"The Elixir of Life" is a fantastic tale by the French novelist and writer Honoré de Balzac in which he gives a satirical version of the legend of Don Juan. This early short story was originally published in 1830; like all the pieces of Balzac’s "Comédie Humaine", it is considered a stand-alone piece of literature.
The spoiled son of a Spanish nobleman, Don Juan Belvidero cannot wait for the moment to claim the family wealth and title for himself. His father calls to his death-bed to inform him that he is in possession of a magic, death-defying potion. If the son will only rub the liquid on his dead body, the father will come back to life.
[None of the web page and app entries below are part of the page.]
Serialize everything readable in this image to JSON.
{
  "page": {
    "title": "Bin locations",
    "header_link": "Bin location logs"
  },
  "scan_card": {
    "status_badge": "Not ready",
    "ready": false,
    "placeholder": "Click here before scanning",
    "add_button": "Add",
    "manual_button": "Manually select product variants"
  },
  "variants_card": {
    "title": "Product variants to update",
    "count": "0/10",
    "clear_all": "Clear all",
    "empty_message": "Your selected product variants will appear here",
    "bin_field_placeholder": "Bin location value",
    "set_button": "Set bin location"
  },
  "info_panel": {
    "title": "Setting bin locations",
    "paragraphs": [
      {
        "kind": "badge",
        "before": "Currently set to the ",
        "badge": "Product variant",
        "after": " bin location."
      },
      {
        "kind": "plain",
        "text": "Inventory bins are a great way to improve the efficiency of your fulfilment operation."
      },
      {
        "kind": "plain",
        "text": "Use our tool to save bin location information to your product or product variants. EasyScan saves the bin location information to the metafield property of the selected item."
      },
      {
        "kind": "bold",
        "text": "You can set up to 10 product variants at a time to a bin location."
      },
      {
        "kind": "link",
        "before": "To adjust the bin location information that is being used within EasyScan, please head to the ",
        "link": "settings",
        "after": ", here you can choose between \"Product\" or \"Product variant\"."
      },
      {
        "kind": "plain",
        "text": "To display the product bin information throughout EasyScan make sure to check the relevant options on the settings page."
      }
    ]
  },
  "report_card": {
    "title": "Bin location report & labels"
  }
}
Don Juan assures his father that he will resurrect him, but will he keep his promise or betray the old man?
Honoré de Balzac's keen observation of detail, subtle psychology and unfiltered representation of society gave him his place as one of the founders and great masters of realism in European literature with his magnum opus, "La Comédie Humaine" ("The Human Comedy"). His characters are complex, morally ambiguous and utterly real.